suggested that to be a successful
performer the score of vigour should
be high, whilst tension, depression,
fatigue and confusion scores should
8.3.1 Known as the Iceberg Profile.
8.4 There has been extensive research to support
this suggestion. There is evidence demonstrating
that it's possible to reach elite level without
displaying the Iceberg profile. Others have
mentioned that as success is achieved this
contributes to a positive self image, high
confidence levels, and positive mood states.
9 Personality and Sporting Performance
9.1 Key factors are; No clear link between personality type and success in sport, No
clear link between personality and the choice of sport, Personality can be
affected by the situation and the environment.
10 Theory of Achievement Motivation
10.1 Attempts to link personality with competitiveness and to
explain why a performer may behave in a specific manner
when faced with a particular task.
10.2 McCelland and Atkinson viewed AM as a stable aspect of personality. They
suggested we all have two underlying motives when placed in a situation where
some form of evaluation takes place.
10.2.1 The Need to Achieve
10.2.1.1 They will display the
a sense of pride from
completion of the task,
attribute performance to
internal factors, prepared
to take ricks, enjoy being
evaluated, they don't
mind if they fail.
10.2.1.2 Will tend to have a higher
motive to achieve, tend to
have approach behaviour
10.3 The Need to Avoid Failure
10.3.1 they will display the
attempt to avoid
about failure, avoid
situations with a 50/50
chance of success,
choose tasks which
are very easy or very
external factors, their
performance tends to
being evaluated, they
give up easily.
10.3.2 Tend to have a
higher motive to
avoid failure, will
10.4 When faced with a competitive
situation we make a decision
based on the relative strengths

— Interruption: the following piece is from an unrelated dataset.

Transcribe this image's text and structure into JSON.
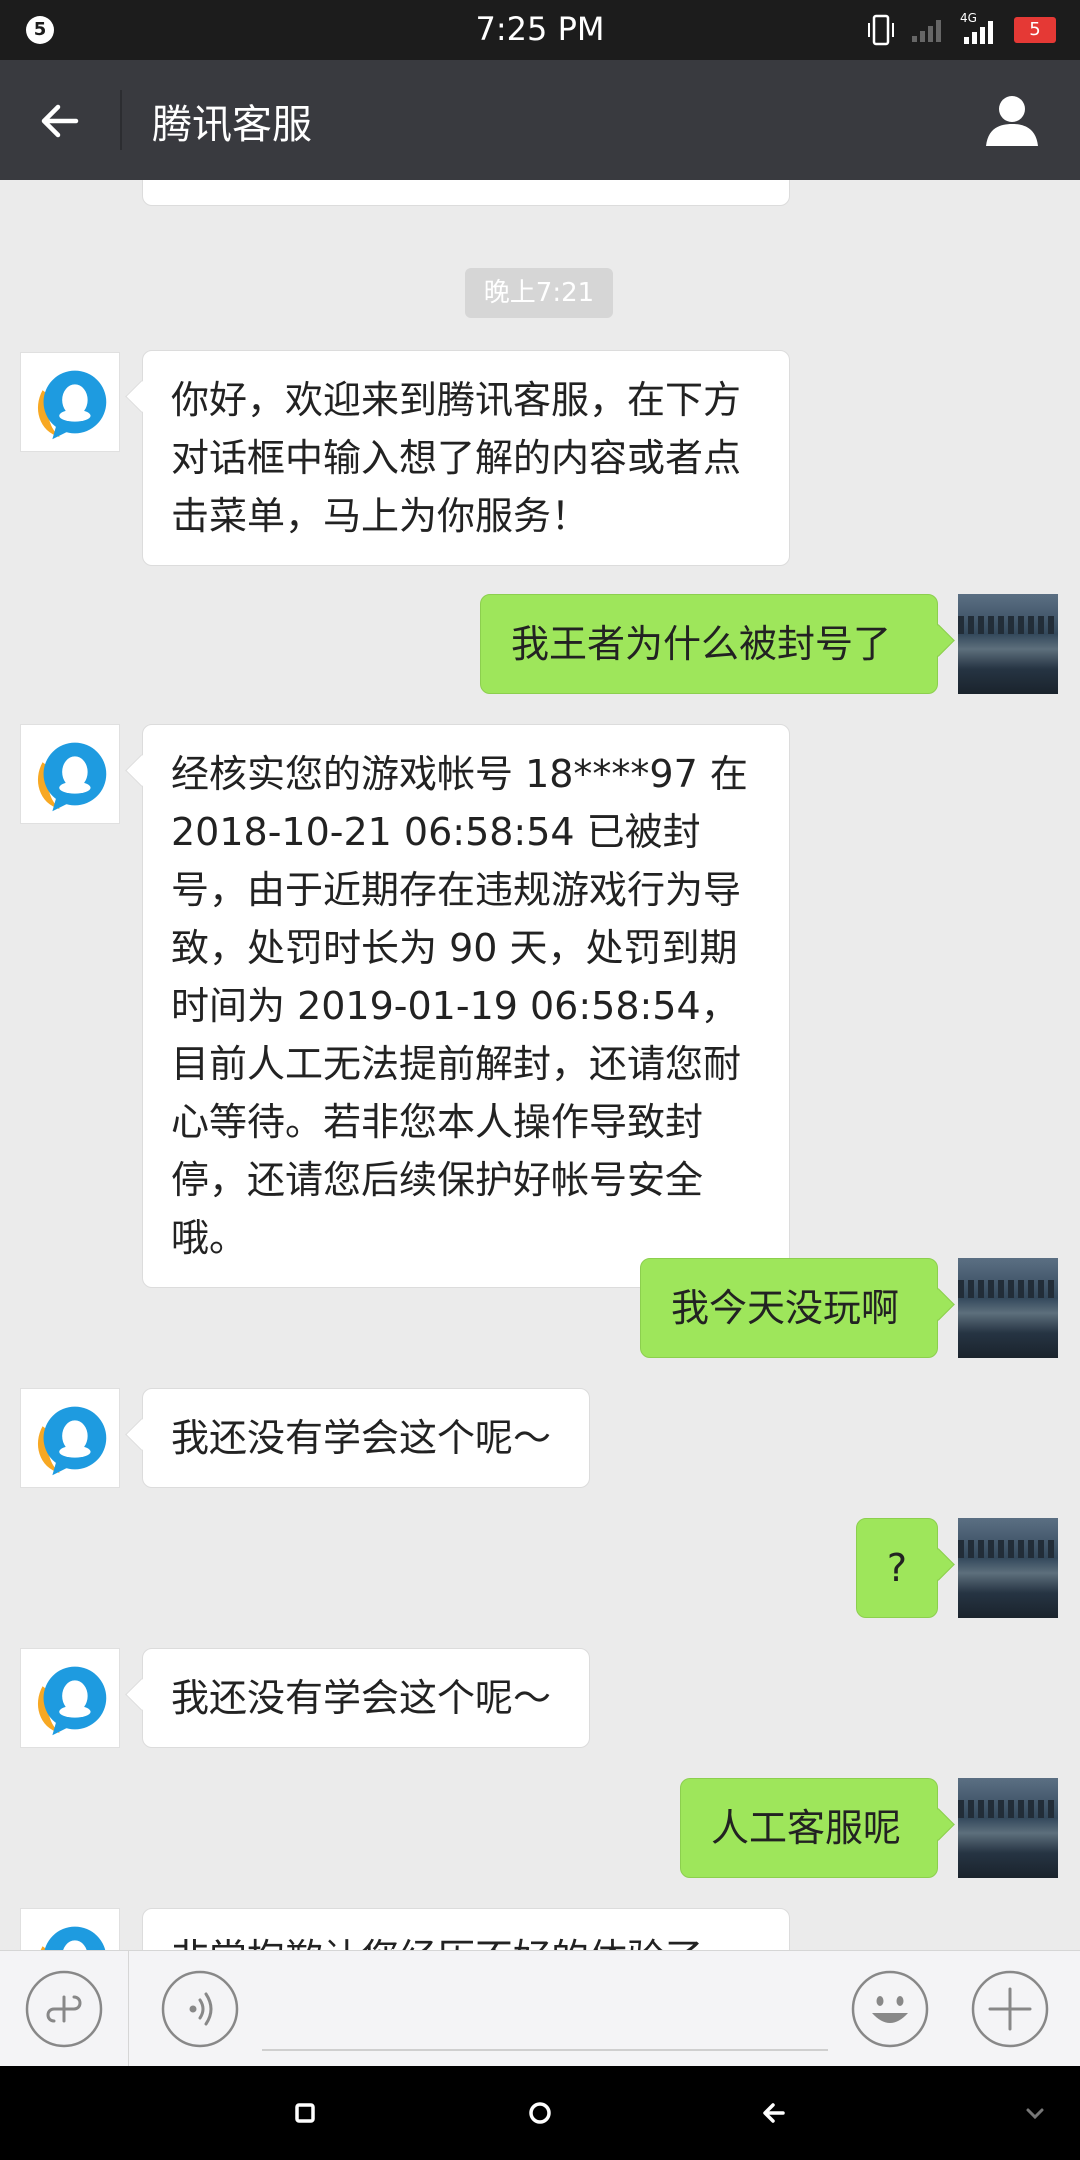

of aspects of our personality.
10.4.1 Achievement Motivation
= Desire to Succeed -
Fear of Failure.
10.5 Level of achievement is a combination of
personality and an evaluation of the situational

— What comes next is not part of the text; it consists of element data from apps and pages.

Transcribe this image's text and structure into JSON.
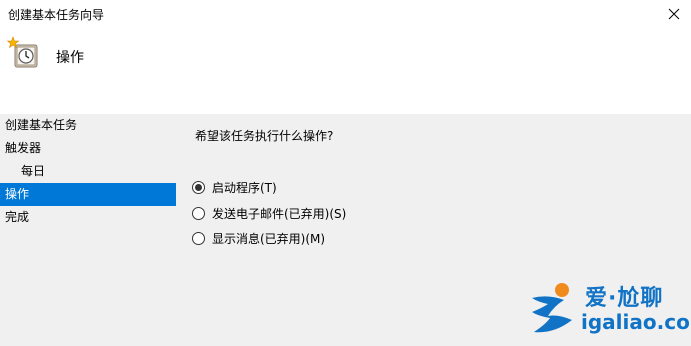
{
  "window": {
    "title": "创建基本任务向导",
    "close_glyph": "✕"
  },
  "header": {
    "icon": "task-scheduler-clock-icon",
    "title": "操作"
  },
  "sidebar": {
    "steps": [
      {
        "label": "创建基本任务",
        "active": false
      },
      {
        "label": "触发器",
        "active": false
      },
      {
        "label": "每日",
        "active": false
      },
      {
        "label": "操作",
        "active": true
      },
      {
        "label": "完成",
        "active": false
      }
    ]
  },
  "main": {
    "question": "希望该任务执行什么操作?",
    "options": [
      {
        "label": "启动程序(T)",
        "checked": true
      },
      {
        "label": "发送电子邮件(已弃用)(S)",
        "checked": false
      },
      {
        "label": "显示消息(已弃用)(M)",
        "checked": false
      }
    ]
  },
  "watermark": {
    "top": "爱·尬聊",
    "bottom": "igaliao.com",
    "color": "#1173c6",
    "accent": "#f08a1c"
  },
  "colors": {
    "active_step": "#0078d7",
    "content_bg": "#f0f0f0"
  }
}
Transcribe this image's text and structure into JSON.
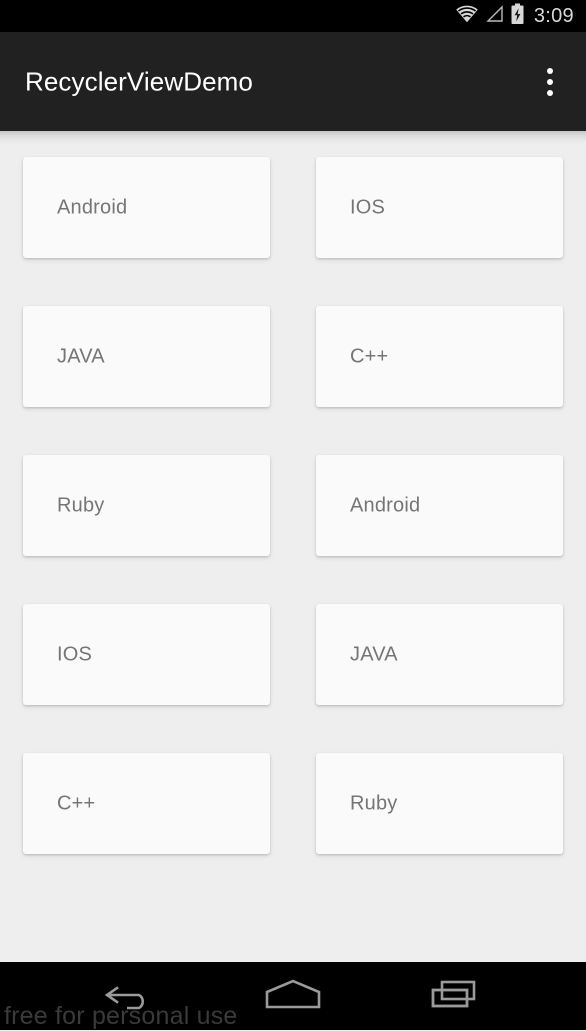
{
  "status_bar": {
    "time": "3:09",
    "icons": [
      "wifi-icon",
      "cell-signal-icon",
      "battery-charging-icon"
    ],
    "background_color": "#000000",
    "text_color": "#d8d8d8"
  },
  "app_bar": {
    "title": "RecyclerViewDemo",
    "background_color": "#212121",
    "title_color": "#ffffff",
    "overflow_label": "More options"
  },
  "content": {
    "background_color": "#eeeeee",
    "card_background_color": "#fafafa",
    "card_text_color": "#757575",
    "columns": 2,
    "cards": [
      {
        "label": "Android",
        "col": 0,
        "row": 0
      },
      {
        "label": "IOS",
        "col": 1,
        "row": 0
      },
      {
        "label": "JAVA",
        "col": 0,
        "row": 1
      },
      {
        "label": "C++",
        "col": 1,
        "row": 1
      },
      {
        "label": "Ruby",
        "col": 0,
        "row": 2
      },
      {
        "label": "Android",
        "col": 1,
        "row": 2
      },
      {
        "label": "IOS",
        "col": 0,
        "row": 3
      },
      {
        "label": "JAVA",
        "col": 1,
        "row": 3
      },
      {
        "label": "C++",
        "col": 0,
        "row": 4
      },
      {
        "label": "Ruby",
        "col": 1,
        "row": 4
      }
    ]
  },
  "nav_bar": {
    "background_color": "#000000",
    "icon_color": "#9a9a9a",
    "buttons": [
      {
        "name": "back-icon",
        "label": "Back"
      },
      {
        "name": "home-icon",
        "label": "Home"
      },
      {
        "name": "recents-icon",
        "label": "Recent apps"
      }
    ]
  },
  "watermark": {
    "text": "free for personal use"
  }
}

10.5.1 Two Aspects; the probability of success, the
incentive value of the success.
10.5.1.1 Expressed as:
Succeed - Motive
to avoid Failure) x

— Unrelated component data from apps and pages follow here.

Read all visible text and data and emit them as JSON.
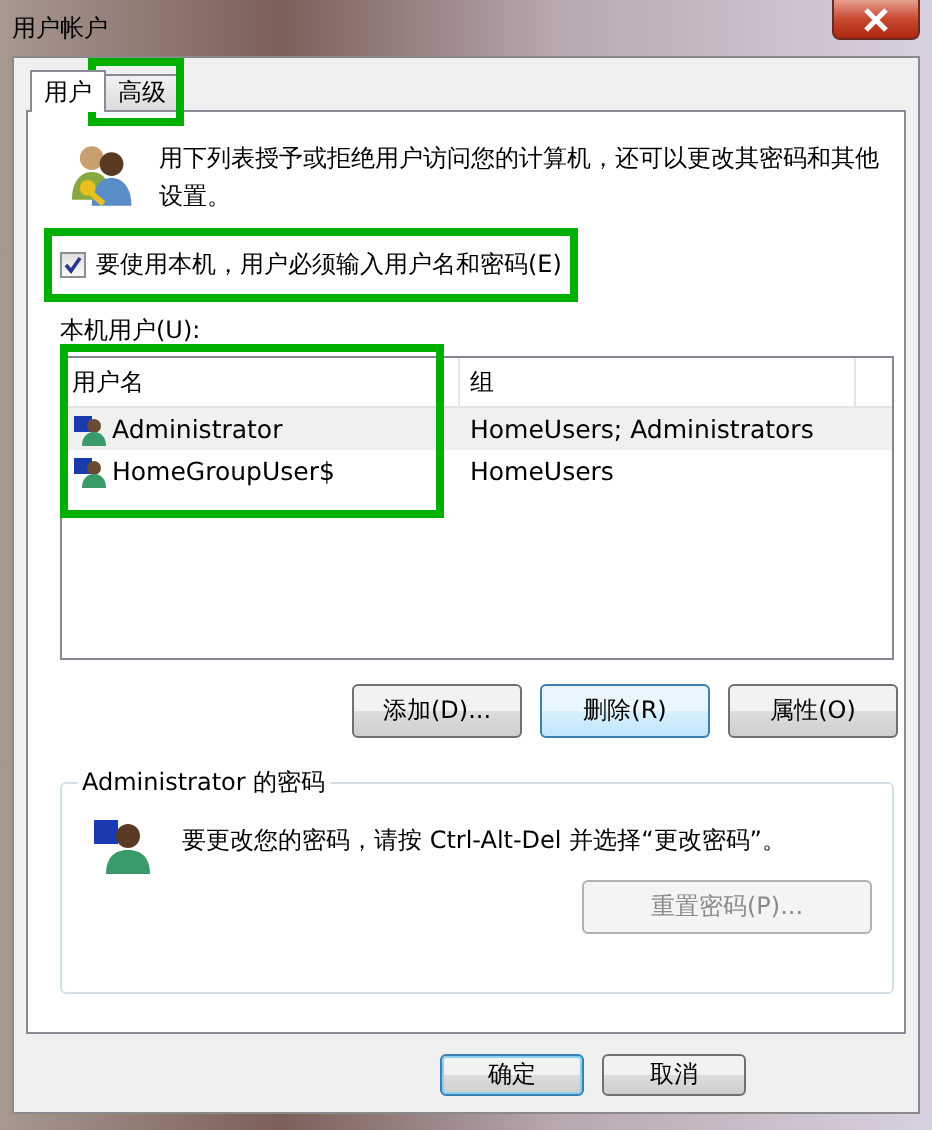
{
  "window": {
    "title": "用户帐户"
  },
  "tabs": [
    {
      "label": "用户",
      "selected": true
    },
    {
      "label": "高级",
      "selected": false
    }
  ],
  "description": "用下列表授予或拒绝用户访问您的计算机，还可以更改其密码和其他设置。",
  "login_checkbox": {
    "label": "要使用本机，用户必须输入用户名和密码(E)",
    "checked": true
  },
  "users_label": "本机用户(U):",
  "table": {
    "columns": [
      "用户名",
      "组"
    ],
    "rows": [
      {
        "name": "Administrator",
        "group": "HomeUsers; Administrators",
        "selected": true
      },
      {
        "name": "HomeGroupUser$",
        "group": "HomeUsers",
        "selected": false
      }
    ]
  },
  "user_buttons": [
    {
      "label": "添加(D)...",
      "focused": false
    },
    {
      "label": "删除(R)",
      "focused": true
    },
    {
      "label": "属性(O)",
      "focused": false
    }
  ],
  "password_group": {
    "title": "Administrator 的密码",
    "text": "要更改您的密码，请按 Ctrl-Alt-Del 并选择“更改密码”。",
    "reset_button": {
      "label": "重置密码(P)...",
      "disabled": true
    }
  },
  "dialog_buttons": [
    {
      "label": "确定",
      "default": true
    },
    {
      "label": "取消",
      "default": false
    }
  ],
  "annotations": [
    {
      "kind": "highlight"
    },
    {
      "kind": "highlight"
    },
    {
      "kind": "highlight"
    }
  ]
}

of Success -
10.6 Evaluation Points. Its most useful
when the task involves a 50/50 chance
of success, 'Success' may mean
different things for individuals,
Measuring achievement motivation
using attitudes and anxiety scales may
be unreliable, Achievement Motivation
isn't a global concept, No clear
relationship between achievement
motivation and performance has been
established, however it is useful when
attempting to predict long-term
11 Achievement Goal Theory
11.1 Suggests a performers level of achievement motivation will differ depending on
the reasons for his or her participation, the goals set and the relative meanings of
11.1.1 Outcome Goal. A goal that is set to judge
the performance of an individual against
others and the end result. If the goal is
realistic and within the performers
capability, and they achieve the aim,
motivation and feelings of pride and
self-esteem are increased. However it
can be demotivating if the performer is
unsuccessful, especially after repeated
attempts. The performer may feel shame
and attribute the failure to their own
ability, causing them to adopt avoidance
behaviour patterns in the future.
11.2 Task-Orientated Goal. A
goal that is used to judge
the performance of the
individual against their
own standards, rather than
in comparison with
competitors. Foe example
with a cyclist this could
include; applying the
tactics as agreed with the
coach, using effective
how close they were to a
11.3 If the goal is realistic, the performer
can evaluate their own actions, and
not worry about comparison with
others. This helps reduce anxiety,
allowing them to remain motivated.
This type of goal may be an effective
method of developing a performer's
approach behaviour and
encouraging a positive motive to
12 Developing Approach Behaviour
12.1 Provide positive childhood experiences, and encourage feelings of pride
12.2 Reduce punishment and negative feelings.
12.3 Gradually increase the task difficulty, but
ensure that challenging tasks are set.
12.4 Cater for all levels of ability.
12.5 Raising levels of self efficacy and
avoiding Learned Helplessness.
12.6 set appropriate goals.
12.7 Consider cultural differences.
12.8 Use attributions correctly.
12.9 Provide encouragement from significant others.